Silver Wordsmith: An author's journey
Twice over the course of that conversation the Ambassador referred to Angzal by the formal address “Angzal gan Mreniyaur”. The feelings that the first such instance had stirred were buried by the discussion that followed, but the Ambassador’s inclusion of Angzal’s full name as she bid what could generously be described as her “farewell” dredged them up again. A Mraboran’s full name came from their litter, which was in turn derived from the names of the parents. Litters usually comprised three to six individuals, and were restricted to one per parent pairing, leaving Mraboran to choose between unlimited procreation and monogamy. The majority picked the latter, Angzal’s parents among them. This left Angzal with only four siblings, scattered across the Known Reaches, and none closer than a month’s journey away. So on her way back to the office, instead of dreading the meeting upon which her entire career now apparently hinged, she was composing letters to her brothers and sister; letters she knew she was long overdue in sending.
To Rzena’s credit, he did seem to make a serious attempt at hiding the look of glee when Angzal asked him to schedule another meeting with Reyes.
“Could you just, let me know when you’re about to call her to set up the appointment, so I can be out of the room?” Angzal requested. “I want to see neither your face nor hear her voice over the line.”
“That’s a shame, I was planning on putting it on speakerphone.”
“Have I ever told you you’re funny when you’re toying with death?”
At that, Rzena made a sound that was half laugh, half old-man-grunt and returned to the absorbed silence of his work.
To say that Angzal’s first conversation with the Ambassador did not go the way she had envisioned it was to put a mild spin to the fact that Angzal replayed it over and over in her head until she started to feel claustrophobic. The worst part was she couldn’t decide whether she was relieved she hadn’t said all she wanted to, or angry that she chose to hold back. This was further amplified by the fact that she imagined multiple scenarios where she did choose to speak up.
“Is that it? The Thorians are at their weakest and we’re still going to cower in our own corner?”
“I hadn’t realized that the whole reason for our species’ existence had been reduced to being thorns in the Hatvan’s side.”
“So it’s true what they say, the only ones the Protectorate is willing to protect are the ones at its top.”
Although each new invented retort scratched an itch inside her, even in her own fantasies none of these scenarios resulted in the Ambassador being rendered speechless, or sputtering or somehow being put in her place.
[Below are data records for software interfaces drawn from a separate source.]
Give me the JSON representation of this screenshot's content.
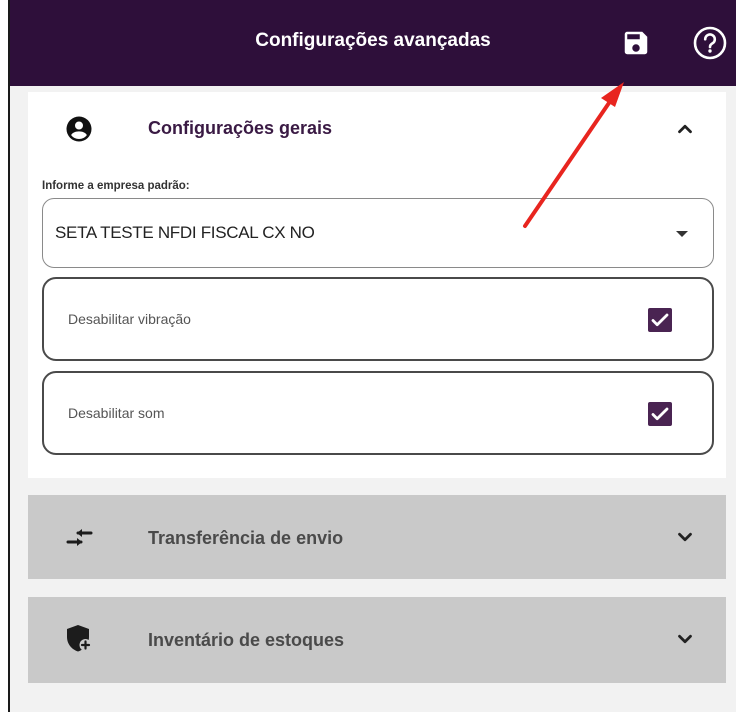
{
  "header": {
    "title": "Configurações avançadas",
    "save_icon": "save-icon",
    "help_icon": "help-icon",
    "color": "#2e0f3a"
  },
  "general_settings": {
    "title": "Configurações gerais",
    "icon": "account-circle-icon",
    "expanded": true,
    "company_label": "Informe a empresa padrão:",
    "company_value": "SETA TESTE NFDI FISCAL CX NO",
    "options": [
      {
        "label": "Desabilitar vibração",
        "checked": true
      },
      {
        "label": "Desabilitar som",
        "checked": true
      }
    ]
  },
  "sections": [
    {
      "title": "Transferência de envio",
      "icon": "transfer-arrows-icon",
      "expanded": false
    },
    {
      "title": "Inventário de estoques",
      "icon": "shield-plus-icon",
      "expanded": false
    }
  ],
  "annotation": {
    "type": "red-arrow",
    "points_to": "save-button",
    "color": "#e8251f"
  }
}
Rather the long-term outcome was invariably Angzal never getting off this rock again. This was, she admitted darkly, a future that may have already been sealed for her. What she really needed, instead of masticating on the events of the day by herself, was someone she could vent to. Her sister shared some of her frustrations, but had the better sense to keep them to herself when it best suited her. Unfortunately, she was also the furthest of her littermates, and even if Angzal sent her something today she wouldn’t hear back for almost a month. Her brothers, though closer, were decidedly more useless in this respect and would provide no comfort and only the empty platitudes about believing in the infinite wisdom of government. The only thing less helpful than them in this situation was the clock that insisted on dragging this day out past her breaking point.
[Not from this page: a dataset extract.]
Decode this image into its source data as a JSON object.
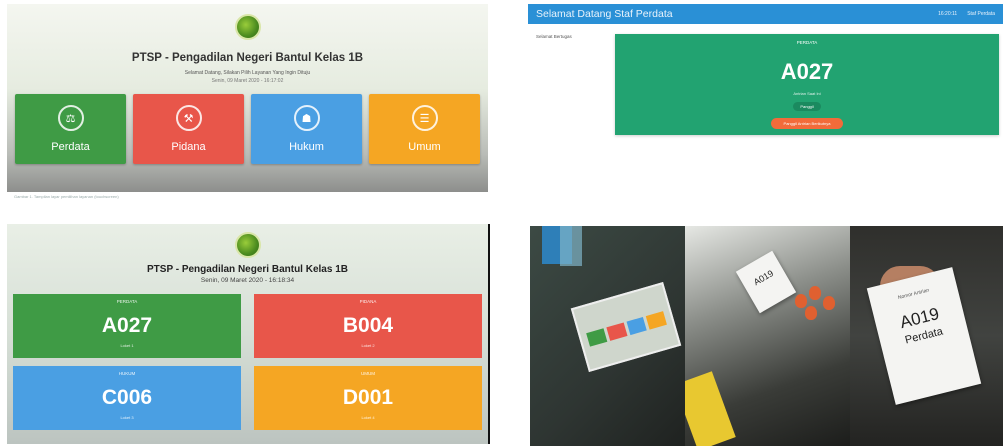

There was a number of emails sitting in her inbox about a reception with an Imsogon trade delegation, most of which pertained to the menu – frivolous questions that did not mesh well with her current lack of appetite yet were somehow the most palatable of her unattended work.
Despite its gargantuan efforts to the contrary, the work day did indeed succumb to the laws of time and space and concluded. Rzena took his stubborn few minutes before he started packing up, as if this was simply a natural break in his work and he wasn’t counting down the minutes before he could leave. This, in turn, delayed Angzal’s own exit as a result of her own equally tenacious insistence that she never leave before him.
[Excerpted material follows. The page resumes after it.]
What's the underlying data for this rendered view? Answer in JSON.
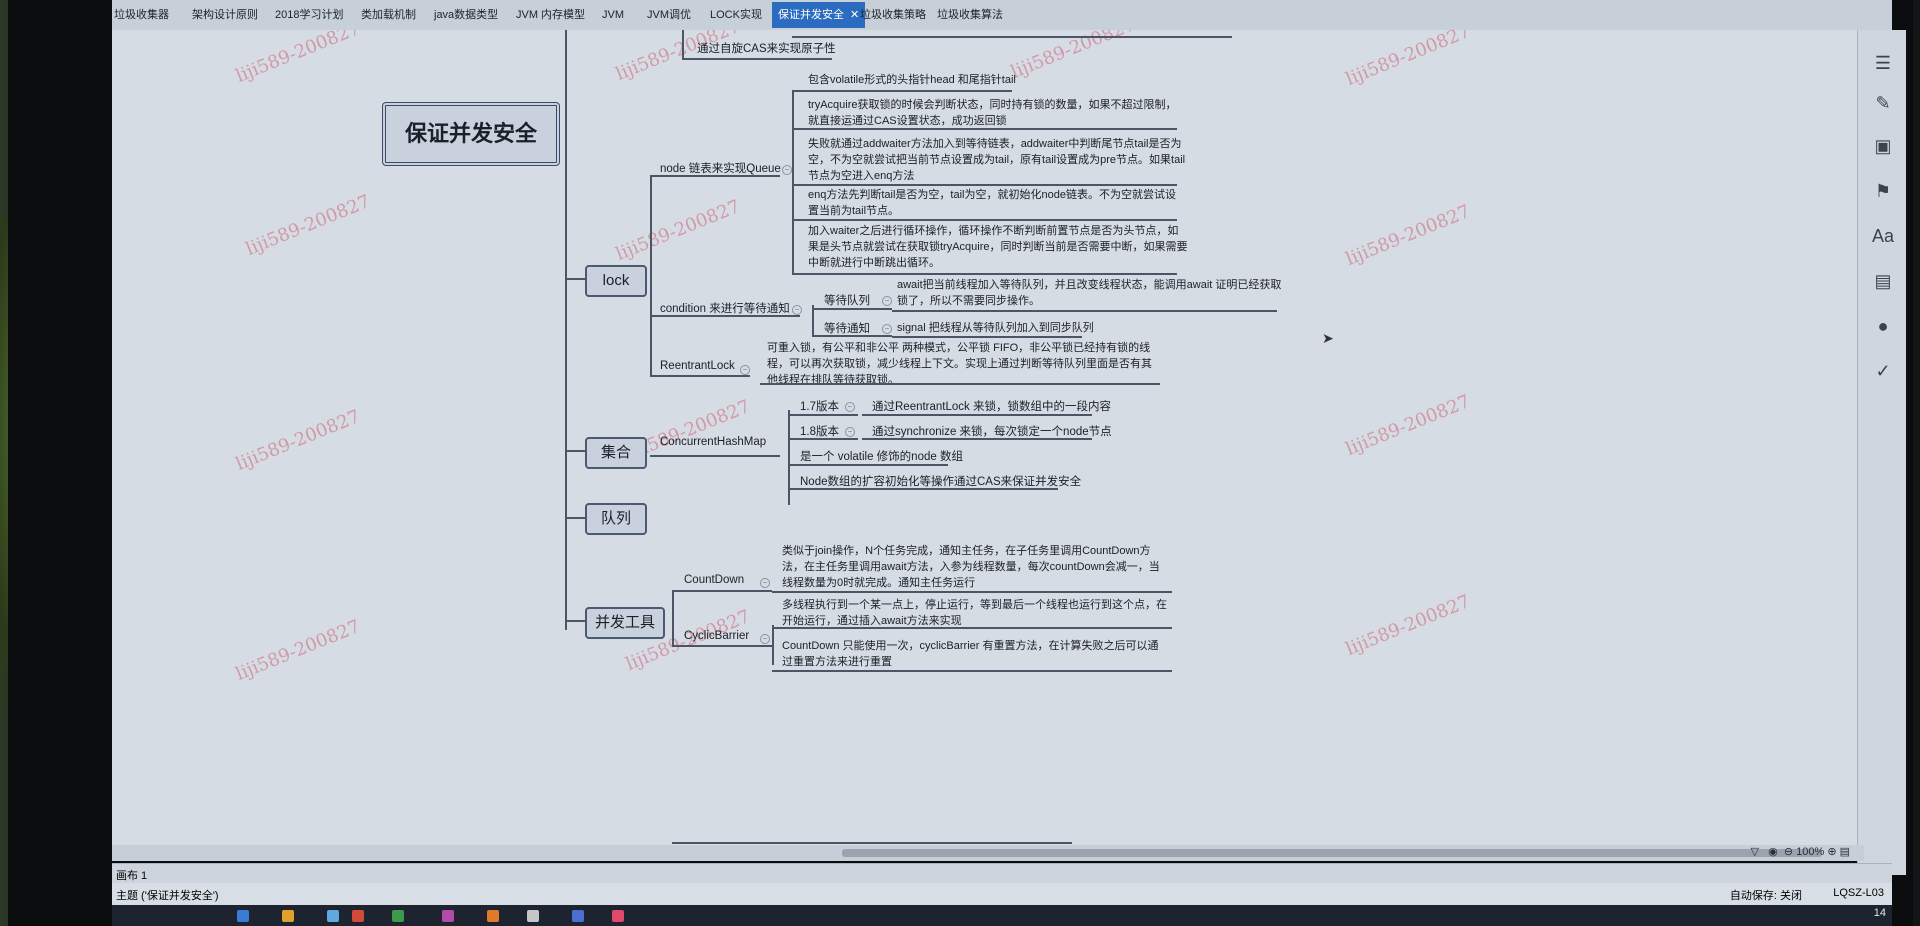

How many thousands of times had he packed up this desk, and how many of them have been any kind of distinguishable from the others? He did it with a distant look, as if he was already gone or had never really showed up, the fur around his eyes already starting to take on a lighter colour, unlike the darkness of the Ambassador’s face. After the day she had, Angzal thought she could see a glimmer of her own future in his expression – spending your days in a far-flung corner of the Known Reaches to provide a voice to your people when they’ve long stopped listening to yours.
“Hey Rzena,” she called out and he looked up mostly with disinterest. “You want to catch dinner or something?”
If it elicited any surprise in him, he hid it well. Instead, he paused, as if rifling in his mind through a normally busy social calendar. “Sure, got anywhere in mind?” he asked.
“Anywhere but here.”
“I might know a place.”
Michael is a husband, father of three, lawyer, writer, and looking for that first big leap into publishing. All opinions are author's own.